# TASK DETAILS
Print out the data below with every line intact.

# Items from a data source
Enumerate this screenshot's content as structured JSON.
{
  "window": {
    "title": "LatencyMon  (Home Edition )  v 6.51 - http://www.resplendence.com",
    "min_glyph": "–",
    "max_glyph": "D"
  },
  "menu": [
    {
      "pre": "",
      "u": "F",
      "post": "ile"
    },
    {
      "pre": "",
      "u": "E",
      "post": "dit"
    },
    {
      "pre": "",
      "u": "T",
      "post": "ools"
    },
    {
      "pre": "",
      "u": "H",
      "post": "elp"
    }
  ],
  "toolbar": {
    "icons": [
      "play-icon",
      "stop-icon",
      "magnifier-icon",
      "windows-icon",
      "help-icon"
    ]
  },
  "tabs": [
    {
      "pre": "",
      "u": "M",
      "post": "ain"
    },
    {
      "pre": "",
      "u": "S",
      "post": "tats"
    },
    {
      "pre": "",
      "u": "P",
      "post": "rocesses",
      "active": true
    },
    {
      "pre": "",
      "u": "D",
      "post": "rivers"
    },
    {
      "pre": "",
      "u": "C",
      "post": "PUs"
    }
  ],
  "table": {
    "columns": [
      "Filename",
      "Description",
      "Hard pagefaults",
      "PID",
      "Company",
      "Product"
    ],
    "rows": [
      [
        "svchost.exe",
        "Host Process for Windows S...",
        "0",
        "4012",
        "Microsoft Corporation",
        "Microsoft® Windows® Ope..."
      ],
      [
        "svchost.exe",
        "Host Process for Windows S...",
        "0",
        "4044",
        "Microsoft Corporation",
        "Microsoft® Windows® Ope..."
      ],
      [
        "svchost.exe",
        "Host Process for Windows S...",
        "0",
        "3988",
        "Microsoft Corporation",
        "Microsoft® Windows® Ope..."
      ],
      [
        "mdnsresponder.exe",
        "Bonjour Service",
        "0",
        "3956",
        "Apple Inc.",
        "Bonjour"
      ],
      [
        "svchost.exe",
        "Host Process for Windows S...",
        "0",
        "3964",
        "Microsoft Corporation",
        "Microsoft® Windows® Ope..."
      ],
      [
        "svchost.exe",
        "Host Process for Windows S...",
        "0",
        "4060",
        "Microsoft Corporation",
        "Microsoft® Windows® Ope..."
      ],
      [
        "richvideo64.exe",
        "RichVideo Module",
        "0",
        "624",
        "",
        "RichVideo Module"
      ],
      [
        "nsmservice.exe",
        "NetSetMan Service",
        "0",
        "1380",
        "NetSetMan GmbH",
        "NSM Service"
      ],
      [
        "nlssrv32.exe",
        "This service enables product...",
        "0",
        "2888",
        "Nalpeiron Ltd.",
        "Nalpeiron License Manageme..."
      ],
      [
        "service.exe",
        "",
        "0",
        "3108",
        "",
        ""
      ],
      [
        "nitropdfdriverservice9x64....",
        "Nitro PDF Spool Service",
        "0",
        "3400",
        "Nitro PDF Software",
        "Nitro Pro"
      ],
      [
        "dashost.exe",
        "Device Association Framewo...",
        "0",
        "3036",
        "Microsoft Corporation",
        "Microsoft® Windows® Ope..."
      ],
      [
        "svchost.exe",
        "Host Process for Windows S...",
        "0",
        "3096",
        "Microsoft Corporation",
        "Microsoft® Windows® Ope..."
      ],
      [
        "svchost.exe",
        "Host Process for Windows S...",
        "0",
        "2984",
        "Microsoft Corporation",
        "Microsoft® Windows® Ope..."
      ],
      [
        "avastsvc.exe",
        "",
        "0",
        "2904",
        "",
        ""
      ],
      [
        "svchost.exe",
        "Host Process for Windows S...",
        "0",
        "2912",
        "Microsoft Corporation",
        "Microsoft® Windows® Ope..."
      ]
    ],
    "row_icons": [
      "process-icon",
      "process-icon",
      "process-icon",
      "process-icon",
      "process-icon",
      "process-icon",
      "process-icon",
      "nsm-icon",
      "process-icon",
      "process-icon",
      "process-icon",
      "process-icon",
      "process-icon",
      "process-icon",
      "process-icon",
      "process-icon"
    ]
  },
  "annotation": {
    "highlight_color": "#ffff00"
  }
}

# SOLVED PROBLEM
Enumerate this screenshot's content as structured JSON.
{
  "window": {
    "title": "LatencyMon  (Home Edition )  v 6.51 - http://www.resplendence.com",
    "min_glyph": "–",
    "max_glyph": "D"
  },
  "menu": [
    {
      "pre": "",
      "u": "F",
      "post": "ile"
    },
    {
      "pre": "",
      "u": "E",
      "post": "dit"
    },
    {
      "pre": "",
      "u": "T",
      "post": "ools"
    },
    {
      "pre": "",
      "u": "H",
      "post": "elp"
    }
  ],
  "toolbar": {
    "icons": [
      "play-icon",
      "stop-icon",
      "magnifier-icon",
      "windows-icon",
      "help-icon"
    ]
  },
  "tabs": [
    {
      "pre": "",
      "u": "M",
      "post": "ain"
    },
    {
      "pre": "",
      "u": "S",
      "post": "tats"
    },
    {
      "pre": "",
      "u": "P",
      "post": "rocesses",
      "active": true
    },
    {
      "pre": "",
      "u": "D",
      "post": "rivers"
    },
    {
      "pre": "",
      "u": "C",
      "post": "PUs"
    }
  ],
  "table": {
    "columns": [
      "Filename",
      "Description",
      "Hard pagefaults",
      "PID",
      "Company",
      "Product"
    ],
    "rows": [
      [
        "svchost.exe",
        "Host Process for Windows S...",
        "0",
        "4012",
        "Microsoft Corporation",
        "Microsoft® Windows® Ope..."
      ],
      [
        "svchost.exe",
        "Host Process for Windows S...",
        "0",
        "4044",
        "Microsoft Corporation",
        "Microsoft® Windows® Ope..."
      ],
      [
        "svchost.exe",
        "Host Process for Windows S...",
        "0",
        "3988",
        "Microsoft Corporation",
        "Microsoft® Windows® Ope..."
      ],
      [
        "mdnsresponder.exe",
        "Bonjour Service",
        "0",
        "3956",
        "Apple Inc.",
        "Bonjour"
      ],
      [
        "svchost.exe",
        "Host Process for Windows S...",
        "0",
        "3964",
        "Microsoft Corporation",
        "Microsoft® Windows® Ope..."
      ],
      [
        "svchost.exe",
        "Host Process for Windows S...",
        "0",
        "4060",
        "Microsoft Corporation",
        "Microsoft® Windows® Ope..."
      ],
      [
        "richvideo64.exe",
        "RichVideo Module",
        "0",
        "624",
        "",
        "RichVideo Module"
      ],
      [
        "nsmservice.exe",
        "NetSetMan Service",
        "0",
        "1380",
        "NetSetMan GmbH",
        "NSM Service"
      ],
      [
        "nlssrv32.exe",
        "This service enables product...",
        "0",
        "2888",
        "Nalpeiron Ltd.",
        "Nalpeiron License Manageme..."
      ],
      [
        "service.exe",
        "",
        "0",
        "3108",
        "",
        ""
      ],
      [
        "nitropdfdriverservice9x64....",
        "Nitro PDF Spool Service",
        "0",
        "3400",
        "Nitro PDF Software",
        "Nitro Pro"
      ],
      [
        "dashost.exe",
        "Device Association Framewo...",
        "0",
        "3036",
        "Microsoft Corporation",
        "Microsoft® Windows® Ope..."
      ],
      [
        "svchost.exe",
        "Host Process for Windows S...",
        "0",
        "3096",
        "Microsoft Corporation",
        "Microsoft® Windows® Ope..."
      ],
      [
        "svchost.exe",
        "Host Process for Windows S...",
        "0",
        "2984",
        "Microsoft Corporation",
        "Microsoft® Windows® Ope..."
      ],
      [
        "avastsvc.exe",
        "",
        "0",
        "2904",
        "",
        ""
      ],
      [
        "svchost.exe",
        "Host Process for Windows S...",
        "0",
        "2912",
        "Microsoft Corporation",
        "Microsoft® Windows® Ope..."
      ]
    ],
    "row_icons": [
      "process-icon",
      "process-icon",
      "process-icon",
      "process-icon",
      "process-icon",
      "process-icon",
      "process-icon",
      "nsm-icon",
      "process-icon",
      "process-icon",
      "process-icon",
      "process-icon",
      "process-icon",
      "process-icon",
      "process-icon",
      "process-icon"
    ]
  },
  "annotation": {
    "highlight_color": "#ffff00"
  }
}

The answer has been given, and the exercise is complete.